▸ **Data to use**
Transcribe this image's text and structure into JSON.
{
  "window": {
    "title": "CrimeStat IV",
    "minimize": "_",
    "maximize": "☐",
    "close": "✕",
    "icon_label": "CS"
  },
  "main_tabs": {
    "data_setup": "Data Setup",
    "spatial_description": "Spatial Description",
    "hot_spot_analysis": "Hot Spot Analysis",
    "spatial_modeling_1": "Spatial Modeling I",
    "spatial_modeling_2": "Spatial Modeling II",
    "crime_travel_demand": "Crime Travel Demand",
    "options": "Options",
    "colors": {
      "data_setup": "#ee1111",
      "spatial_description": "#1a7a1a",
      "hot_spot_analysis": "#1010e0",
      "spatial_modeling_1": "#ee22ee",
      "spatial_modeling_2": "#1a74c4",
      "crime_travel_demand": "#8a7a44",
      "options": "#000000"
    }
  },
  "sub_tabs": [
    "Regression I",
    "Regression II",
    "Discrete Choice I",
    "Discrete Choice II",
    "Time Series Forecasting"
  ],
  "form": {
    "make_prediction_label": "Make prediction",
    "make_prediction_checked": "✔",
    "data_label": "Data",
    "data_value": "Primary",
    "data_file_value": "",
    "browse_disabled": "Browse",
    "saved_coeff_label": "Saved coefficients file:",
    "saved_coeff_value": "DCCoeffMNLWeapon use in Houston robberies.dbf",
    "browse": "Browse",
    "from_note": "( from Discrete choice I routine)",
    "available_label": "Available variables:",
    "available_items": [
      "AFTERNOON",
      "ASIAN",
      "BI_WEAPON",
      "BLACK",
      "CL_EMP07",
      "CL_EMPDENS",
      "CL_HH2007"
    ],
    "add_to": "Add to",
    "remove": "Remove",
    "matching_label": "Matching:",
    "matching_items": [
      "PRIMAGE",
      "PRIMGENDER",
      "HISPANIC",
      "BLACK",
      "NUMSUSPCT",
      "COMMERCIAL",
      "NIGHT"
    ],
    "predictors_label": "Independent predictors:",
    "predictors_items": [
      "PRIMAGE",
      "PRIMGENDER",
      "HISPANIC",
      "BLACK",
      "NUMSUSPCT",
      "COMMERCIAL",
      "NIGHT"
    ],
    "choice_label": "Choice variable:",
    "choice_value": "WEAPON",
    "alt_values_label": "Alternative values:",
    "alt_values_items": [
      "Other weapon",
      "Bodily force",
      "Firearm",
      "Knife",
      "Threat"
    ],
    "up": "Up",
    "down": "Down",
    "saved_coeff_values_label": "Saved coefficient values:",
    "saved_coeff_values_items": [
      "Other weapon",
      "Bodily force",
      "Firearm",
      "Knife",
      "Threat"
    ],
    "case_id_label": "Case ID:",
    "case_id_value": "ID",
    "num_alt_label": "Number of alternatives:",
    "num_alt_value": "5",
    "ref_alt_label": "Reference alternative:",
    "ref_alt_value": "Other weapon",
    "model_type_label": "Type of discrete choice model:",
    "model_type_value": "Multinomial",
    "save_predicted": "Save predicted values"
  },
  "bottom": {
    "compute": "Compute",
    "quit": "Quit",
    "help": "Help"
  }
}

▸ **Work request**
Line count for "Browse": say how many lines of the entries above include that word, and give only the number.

▸ **Answer to the problem**
2